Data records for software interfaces
- Opening Delimiter -

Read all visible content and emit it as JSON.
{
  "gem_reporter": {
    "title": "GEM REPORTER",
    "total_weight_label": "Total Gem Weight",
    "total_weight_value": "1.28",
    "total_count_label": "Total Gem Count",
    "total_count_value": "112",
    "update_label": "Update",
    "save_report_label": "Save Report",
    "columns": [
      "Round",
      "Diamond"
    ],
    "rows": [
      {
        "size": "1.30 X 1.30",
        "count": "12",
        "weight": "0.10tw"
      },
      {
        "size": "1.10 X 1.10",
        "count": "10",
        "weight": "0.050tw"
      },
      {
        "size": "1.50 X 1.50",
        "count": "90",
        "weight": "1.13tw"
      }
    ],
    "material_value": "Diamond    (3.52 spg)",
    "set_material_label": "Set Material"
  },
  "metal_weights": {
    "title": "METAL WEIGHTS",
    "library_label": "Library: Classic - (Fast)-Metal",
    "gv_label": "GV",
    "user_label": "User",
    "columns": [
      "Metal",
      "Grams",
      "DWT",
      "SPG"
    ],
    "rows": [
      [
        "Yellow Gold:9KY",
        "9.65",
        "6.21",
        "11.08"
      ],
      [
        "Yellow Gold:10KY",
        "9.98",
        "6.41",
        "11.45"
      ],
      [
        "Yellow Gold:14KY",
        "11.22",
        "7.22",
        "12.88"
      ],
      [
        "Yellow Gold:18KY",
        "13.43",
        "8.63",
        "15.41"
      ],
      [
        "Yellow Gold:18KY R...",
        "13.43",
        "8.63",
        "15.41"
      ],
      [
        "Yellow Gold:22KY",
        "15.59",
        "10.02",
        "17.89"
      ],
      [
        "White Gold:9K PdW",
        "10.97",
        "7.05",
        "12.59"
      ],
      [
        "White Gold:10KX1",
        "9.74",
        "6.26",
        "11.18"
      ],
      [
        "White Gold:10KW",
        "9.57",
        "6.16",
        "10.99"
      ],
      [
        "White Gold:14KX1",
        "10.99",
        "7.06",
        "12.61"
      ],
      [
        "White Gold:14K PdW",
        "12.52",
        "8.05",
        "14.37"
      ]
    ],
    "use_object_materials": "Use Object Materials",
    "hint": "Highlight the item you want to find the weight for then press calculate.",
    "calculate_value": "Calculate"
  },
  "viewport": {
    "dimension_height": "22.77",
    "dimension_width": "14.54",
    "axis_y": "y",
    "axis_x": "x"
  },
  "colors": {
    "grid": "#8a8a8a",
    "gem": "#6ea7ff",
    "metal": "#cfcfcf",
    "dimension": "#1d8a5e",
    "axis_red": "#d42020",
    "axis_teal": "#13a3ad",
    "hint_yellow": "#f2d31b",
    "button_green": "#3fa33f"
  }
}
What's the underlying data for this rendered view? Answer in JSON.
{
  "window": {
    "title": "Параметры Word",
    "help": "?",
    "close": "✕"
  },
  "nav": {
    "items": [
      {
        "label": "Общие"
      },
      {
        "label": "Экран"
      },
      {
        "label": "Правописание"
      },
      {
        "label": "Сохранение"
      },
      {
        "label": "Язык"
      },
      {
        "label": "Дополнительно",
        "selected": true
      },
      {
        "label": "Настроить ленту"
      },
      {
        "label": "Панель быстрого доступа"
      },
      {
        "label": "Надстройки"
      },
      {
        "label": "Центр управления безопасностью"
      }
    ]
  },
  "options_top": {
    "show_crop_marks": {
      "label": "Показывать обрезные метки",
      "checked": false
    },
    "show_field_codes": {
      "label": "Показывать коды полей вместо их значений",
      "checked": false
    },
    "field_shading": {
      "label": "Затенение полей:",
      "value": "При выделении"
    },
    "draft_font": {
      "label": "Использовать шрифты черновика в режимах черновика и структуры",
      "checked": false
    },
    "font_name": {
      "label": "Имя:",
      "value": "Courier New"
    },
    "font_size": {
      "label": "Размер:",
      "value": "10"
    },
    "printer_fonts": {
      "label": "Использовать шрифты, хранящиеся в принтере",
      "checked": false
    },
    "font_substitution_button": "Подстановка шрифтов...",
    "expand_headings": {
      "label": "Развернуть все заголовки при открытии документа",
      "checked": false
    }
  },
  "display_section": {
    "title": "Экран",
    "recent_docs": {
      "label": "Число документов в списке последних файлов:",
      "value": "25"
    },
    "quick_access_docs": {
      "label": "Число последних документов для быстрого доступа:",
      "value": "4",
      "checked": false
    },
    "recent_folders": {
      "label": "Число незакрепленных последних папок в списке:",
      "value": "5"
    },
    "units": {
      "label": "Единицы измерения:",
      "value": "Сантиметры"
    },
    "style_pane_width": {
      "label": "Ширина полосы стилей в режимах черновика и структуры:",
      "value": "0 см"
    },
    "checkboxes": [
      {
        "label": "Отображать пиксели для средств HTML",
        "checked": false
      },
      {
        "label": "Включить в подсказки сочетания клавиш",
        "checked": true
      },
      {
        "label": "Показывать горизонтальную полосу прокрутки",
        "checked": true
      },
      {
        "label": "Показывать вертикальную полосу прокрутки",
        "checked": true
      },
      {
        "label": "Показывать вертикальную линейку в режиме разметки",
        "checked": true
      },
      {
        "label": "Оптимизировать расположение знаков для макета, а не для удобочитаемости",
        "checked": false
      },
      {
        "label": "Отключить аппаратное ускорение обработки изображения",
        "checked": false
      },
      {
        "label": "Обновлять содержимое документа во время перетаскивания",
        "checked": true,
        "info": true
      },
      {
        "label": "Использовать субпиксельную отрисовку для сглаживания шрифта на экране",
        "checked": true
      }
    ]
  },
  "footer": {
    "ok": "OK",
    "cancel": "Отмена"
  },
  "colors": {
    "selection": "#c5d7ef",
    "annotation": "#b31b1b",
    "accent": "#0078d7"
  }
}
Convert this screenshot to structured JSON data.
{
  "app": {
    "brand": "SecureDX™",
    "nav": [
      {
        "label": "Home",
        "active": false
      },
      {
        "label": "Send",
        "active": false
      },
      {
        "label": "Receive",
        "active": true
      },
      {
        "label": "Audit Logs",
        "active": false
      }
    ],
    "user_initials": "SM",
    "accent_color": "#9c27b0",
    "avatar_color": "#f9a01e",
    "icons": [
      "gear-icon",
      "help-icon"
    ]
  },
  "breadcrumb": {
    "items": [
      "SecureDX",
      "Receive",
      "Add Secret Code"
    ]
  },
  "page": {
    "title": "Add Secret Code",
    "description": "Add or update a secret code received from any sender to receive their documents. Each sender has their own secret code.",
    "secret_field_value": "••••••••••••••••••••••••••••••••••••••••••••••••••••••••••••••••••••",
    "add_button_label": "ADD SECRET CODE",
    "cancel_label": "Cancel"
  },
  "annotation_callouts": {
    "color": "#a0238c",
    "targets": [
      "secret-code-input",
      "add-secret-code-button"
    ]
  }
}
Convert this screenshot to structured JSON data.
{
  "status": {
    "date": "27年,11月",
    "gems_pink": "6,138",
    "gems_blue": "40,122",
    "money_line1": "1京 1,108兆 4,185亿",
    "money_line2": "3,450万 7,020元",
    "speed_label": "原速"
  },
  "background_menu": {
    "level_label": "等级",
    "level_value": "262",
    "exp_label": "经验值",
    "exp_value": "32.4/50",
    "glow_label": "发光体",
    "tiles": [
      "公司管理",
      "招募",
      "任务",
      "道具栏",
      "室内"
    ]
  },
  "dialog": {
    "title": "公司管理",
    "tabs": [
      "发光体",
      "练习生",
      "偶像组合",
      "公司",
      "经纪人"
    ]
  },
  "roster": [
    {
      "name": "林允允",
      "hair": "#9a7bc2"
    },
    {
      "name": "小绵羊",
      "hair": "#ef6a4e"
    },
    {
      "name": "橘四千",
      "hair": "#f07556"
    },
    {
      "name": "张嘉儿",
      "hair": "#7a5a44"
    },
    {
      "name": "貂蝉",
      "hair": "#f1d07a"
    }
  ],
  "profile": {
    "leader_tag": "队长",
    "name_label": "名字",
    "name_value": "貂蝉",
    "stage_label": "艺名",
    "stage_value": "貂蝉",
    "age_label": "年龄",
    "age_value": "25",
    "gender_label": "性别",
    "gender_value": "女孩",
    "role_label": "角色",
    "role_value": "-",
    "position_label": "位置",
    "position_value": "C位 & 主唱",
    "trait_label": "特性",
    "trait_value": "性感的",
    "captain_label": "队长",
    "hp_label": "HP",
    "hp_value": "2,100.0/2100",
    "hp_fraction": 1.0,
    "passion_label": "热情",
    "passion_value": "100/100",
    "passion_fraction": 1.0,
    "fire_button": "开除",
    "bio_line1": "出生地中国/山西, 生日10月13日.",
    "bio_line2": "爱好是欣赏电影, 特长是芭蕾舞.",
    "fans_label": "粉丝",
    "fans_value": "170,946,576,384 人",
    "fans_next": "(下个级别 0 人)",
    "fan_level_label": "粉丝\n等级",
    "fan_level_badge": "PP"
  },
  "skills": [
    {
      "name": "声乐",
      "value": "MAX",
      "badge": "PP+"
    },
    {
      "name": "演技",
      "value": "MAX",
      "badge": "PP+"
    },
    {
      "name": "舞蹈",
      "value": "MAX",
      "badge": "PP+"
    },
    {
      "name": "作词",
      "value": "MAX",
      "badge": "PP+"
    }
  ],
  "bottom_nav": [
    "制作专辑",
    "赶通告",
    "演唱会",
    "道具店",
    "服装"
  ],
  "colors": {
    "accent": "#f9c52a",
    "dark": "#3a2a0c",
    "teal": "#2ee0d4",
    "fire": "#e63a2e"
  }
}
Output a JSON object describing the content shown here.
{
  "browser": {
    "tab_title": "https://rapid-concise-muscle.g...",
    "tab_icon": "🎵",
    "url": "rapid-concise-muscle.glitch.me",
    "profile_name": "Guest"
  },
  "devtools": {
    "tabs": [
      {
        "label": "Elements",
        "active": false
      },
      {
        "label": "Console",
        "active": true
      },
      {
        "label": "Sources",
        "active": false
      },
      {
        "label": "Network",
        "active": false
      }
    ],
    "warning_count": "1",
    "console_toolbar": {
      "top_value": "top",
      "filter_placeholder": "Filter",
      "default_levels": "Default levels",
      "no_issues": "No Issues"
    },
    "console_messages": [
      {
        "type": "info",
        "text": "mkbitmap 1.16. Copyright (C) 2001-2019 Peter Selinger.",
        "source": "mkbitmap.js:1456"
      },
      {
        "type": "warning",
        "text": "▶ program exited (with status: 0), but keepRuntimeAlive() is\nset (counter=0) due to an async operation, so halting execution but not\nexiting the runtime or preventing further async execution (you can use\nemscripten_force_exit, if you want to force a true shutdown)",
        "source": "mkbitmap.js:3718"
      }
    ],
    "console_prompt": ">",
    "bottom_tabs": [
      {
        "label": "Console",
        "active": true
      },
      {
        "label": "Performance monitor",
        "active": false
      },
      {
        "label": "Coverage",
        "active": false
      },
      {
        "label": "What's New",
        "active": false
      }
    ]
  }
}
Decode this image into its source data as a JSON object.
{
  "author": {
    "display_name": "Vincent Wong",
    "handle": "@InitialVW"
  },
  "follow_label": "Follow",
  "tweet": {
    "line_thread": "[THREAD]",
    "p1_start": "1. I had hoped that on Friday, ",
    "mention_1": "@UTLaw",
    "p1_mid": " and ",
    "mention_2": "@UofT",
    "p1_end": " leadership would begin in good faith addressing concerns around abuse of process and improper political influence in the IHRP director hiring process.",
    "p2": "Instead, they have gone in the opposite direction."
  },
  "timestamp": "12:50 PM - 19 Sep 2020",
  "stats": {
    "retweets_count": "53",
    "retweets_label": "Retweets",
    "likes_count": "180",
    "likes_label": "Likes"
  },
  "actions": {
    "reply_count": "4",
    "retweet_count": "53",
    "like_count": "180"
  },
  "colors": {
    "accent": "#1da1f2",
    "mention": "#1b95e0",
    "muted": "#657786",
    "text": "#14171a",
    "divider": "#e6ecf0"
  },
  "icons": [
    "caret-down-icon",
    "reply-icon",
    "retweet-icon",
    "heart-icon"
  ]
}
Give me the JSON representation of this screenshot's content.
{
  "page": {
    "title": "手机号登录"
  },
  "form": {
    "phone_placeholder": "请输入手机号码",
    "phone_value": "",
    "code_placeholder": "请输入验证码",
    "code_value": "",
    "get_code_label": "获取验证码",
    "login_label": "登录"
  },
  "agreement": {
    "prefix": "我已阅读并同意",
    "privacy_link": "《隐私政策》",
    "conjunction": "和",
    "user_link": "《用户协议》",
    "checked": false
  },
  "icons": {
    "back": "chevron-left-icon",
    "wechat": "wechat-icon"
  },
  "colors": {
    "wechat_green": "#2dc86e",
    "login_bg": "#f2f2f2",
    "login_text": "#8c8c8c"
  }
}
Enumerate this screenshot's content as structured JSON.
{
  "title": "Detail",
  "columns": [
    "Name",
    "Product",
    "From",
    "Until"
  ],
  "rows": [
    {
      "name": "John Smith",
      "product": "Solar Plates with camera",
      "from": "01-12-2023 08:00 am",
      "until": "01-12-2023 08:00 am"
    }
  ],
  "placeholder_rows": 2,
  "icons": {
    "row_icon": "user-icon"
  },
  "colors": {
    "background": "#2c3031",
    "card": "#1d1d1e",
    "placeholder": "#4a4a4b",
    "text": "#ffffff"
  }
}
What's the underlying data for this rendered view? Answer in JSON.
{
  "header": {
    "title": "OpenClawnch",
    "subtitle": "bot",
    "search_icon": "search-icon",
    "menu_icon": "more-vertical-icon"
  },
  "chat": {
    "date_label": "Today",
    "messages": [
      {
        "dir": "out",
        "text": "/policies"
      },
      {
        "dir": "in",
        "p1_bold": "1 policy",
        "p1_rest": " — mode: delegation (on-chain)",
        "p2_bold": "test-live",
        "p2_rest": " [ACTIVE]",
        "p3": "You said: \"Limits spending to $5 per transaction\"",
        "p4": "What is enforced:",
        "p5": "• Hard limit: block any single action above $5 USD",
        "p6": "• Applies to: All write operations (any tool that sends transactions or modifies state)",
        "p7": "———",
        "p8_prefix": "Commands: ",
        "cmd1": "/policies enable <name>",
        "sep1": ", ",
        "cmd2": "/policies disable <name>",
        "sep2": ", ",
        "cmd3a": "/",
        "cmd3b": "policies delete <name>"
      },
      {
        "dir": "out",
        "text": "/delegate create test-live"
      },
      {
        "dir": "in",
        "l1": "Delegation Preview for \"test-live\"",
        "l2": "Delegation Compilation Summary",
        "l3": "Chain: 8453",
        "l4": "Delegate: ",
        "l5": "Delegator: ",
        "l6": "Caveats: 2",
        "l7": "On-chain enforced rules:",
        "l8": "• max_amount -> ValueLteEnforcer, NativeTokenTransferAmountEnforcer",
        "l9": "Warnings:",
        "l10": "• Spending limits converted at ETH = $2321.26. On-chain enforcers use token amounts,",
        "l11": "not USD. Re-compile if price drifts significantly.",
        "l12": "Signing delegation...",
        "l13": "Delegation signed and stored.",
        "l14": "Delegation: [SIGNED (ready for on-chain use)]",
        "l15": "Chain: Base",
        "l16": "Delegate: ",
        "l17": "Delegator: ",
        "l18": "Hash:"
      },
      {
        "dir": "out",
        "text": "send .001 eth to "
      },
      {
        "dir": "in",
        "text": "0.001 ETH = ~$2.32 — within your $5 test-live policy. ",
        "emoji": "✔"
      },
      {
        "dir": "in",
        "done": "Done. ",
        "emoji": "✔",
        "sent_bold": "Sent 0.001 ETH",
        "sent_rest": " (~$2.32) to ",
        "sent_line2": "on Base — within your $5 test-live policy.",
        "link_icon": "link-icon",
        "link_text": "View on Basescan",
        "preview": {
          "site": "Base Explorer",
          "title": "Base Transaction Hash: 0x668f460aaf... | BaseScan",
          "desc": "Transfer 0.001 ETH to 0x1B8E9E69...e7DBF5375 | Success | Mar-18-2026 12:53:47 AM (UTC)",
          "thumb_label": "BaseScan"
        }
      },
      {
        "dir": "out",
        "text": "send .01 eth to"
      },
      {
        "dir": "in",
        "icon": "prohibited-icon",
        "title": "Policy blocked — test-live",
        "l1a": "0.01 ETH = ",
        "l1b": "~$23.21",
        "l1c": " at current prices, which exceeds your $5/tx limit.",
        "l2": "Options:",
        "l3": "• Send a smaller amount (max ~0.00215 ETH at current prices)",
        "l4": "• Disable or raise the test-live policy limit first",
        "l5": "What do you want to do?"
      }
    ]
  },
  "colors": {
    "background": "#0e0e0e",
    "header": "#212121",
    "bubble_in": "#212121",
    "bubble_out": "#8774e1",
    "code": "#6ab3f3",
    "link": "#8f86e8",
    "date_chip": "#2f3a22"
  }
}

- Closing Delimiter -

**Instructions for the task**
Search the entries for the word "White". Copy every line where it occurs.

**Solution**
        "White Gold:9K PdW",
        "White Gold:10KX1",
        "White Gold:10KW",
        "White Gold:14KX1",
        "White Gold:14K PdW",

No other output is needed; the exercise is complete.